» Exercise instructions
Say how many lines of the listing below contain "JSON", giving the number and nothing else.

» Supplied entries

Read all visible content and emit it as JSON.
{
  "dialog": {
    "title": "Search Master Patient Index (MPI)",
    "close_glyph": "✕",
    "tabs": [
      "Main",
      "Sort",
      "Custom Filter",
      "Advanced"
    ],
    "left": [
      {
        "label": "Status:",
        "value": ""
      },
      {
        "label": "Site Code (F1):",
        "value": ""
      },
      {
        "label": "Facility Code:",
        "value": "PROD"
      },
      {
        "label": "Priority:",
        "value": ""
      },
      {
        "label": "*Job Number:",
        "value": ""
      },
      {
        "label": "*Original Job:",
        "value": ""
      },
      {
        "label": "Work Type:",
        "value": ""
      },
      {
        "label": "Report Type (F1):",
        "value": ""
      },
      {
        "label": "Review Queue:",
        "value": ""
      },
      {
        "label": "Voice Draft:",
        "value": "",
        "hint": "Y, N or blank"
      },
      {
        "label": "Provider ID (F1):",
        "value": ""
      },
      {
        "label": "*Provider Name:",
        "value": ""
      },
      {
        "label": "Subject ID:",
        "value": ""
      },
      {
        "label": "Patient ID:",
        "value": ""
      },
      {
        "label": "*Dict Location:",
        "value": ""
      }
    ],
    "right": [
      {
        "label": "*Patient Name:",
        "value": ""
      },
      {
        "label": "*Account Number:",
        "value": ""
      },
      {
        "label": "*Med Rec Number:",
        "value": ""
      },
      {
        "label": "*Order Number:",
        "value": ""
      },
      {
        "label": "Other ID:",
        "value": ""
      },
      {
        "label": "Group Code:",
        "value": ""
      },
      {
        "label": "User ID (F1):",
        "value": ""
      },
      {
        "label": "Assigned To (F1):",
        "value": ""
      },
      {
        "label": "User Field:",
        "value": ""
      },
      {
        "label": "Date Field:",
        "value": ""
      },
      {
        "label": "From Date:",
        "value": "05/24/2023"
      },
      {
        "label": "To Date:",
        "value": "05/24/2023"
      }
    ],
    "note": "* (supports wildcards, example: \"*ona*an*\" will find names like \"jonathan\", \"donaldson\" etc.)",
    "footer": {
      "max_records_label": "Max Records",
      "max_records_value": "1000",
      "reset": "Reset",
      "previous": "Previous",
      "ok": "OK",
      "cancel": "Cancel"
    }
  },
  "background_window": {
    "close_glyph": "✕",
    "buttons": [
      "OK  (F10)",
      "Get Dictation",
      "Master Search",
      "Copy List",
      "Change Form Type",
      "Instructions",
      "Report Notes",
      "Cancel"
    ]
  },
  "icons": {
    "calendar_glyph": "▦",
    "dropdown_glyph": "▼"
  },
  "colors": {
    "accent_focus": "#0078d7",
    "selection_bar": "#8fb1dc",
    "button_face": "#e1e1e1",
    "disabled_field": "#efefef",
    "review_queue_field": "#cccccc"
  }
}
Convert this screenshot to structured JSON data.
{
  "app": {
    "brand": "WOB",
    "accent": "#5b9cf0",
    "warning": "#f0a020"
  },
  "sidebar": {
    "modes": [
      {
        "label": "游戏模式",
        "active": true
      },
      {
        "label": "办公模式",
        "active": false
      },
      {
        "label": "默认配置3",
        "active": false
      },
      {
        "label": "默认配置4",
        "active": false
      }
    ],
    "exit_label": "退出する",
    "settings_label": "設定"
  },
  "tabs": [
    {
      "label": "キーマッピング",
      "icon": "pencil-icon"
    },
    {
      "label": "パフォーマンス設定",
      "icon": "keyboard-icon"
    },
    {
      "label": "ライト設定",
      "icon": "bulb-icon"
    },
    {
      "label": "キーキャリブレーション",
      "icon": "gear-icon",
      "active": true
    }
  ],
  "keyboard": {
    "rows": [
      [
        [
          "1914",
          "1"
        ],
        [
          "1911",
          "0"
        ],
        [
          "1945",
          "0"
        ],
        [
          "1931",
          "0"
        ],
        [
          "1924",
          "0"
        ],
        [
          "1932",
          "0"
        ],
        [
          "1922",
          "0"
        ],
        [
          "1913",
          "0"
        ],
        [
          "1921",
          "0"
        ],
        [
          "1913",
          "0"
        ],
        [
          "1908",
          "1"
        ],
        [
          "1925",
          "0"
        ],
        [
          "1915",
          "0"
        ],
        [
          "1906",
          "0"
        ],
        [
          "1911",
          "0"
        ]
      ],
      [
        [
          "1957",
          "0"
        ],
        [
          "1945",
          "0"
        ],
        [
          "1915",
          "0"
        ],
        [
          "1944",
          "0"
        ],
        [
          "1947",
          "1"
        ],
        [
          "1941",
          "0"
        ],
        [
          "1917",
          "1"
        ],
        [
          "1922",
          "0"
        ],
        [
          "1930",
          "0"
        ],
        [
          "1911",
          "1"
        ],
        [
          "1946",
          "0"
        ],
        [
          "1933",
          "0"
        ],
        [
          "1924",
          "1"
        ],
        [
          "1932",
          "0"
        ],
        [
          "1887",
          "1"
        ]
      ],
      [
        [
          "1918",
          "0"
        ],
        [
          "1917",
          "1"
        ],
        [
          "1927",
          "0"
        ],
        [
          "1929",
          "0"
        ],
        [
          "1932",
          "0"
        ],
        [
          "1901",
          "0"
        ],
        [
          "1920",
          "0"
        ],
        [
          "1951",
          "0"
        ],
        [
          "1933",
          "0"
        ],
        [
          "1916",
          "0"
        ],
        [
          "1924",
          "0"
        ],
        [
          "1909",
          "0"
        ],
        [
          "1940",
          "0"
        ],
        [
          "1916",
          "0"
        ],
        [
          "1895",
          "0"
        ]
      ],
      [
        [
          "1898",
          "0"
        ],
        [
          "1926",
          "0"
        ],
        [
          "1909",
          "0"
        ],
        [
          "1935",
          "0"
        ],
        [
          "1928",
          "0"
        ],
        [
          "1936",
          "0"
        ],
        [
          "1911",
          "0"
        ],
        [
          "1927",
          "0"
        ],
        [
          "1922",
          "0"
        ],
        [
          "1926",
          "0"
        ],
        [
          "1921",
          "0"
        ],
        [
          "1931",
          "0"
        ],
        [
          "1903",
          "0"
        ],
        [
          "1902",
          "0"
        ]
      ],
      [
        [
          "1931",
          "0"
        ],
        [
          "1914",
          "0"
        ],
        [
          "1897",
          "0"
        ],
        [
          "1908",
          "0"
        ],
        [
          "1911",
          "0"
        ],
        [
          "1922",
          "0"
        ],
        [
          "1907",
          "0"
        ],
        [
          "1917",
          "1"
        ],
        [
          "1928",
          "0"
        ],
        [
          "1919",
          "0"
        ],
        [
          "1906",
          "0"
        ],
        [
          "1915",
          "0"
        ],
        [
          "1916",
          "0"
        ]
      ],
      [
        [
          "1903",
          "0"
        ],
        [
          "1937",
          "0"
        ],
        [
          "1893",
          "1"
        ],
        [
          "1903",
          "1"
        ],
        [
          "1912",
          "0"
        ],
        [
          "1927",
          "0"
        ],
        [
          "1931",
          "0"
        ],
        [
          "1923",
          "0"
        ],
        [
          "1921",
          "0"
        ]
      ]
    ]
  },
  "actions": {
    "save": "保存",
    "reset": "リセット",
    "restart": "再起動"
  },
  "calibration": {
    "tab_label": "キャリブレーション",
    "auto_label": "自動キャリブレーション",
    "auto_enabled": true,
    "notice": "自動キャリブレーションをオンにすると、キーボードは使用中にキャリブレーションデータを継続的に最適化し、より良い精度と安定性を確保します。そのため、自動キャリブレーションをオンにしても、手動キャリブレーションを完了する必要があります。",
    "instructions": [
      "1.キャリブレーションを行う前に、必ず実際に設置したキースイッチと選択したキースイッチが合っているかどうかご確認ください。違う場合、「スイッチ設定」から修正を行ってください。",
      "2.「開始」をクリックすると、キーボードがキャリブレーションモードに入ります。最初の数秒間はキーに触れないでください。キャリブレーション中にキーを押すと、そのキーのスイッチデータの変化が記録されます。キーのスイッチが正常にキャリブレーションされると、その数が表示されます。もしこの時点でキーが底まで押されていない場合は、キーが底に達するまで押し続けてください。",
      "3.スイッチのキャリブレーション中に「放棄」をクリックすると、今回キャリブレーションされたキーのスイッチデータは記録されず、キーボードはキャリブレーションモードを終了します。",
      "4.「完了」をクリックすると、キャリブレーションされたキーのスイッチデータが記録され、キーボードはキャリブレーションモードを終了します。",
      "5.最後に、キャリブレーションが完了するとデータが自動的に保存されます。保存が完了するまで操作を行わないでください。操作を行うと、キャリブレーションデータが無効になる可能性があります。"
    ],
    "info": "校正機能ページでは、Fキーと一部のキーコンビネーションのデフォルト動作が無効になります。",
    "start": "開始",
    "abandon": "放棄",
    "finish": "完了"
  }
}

» Answer to the exercise
2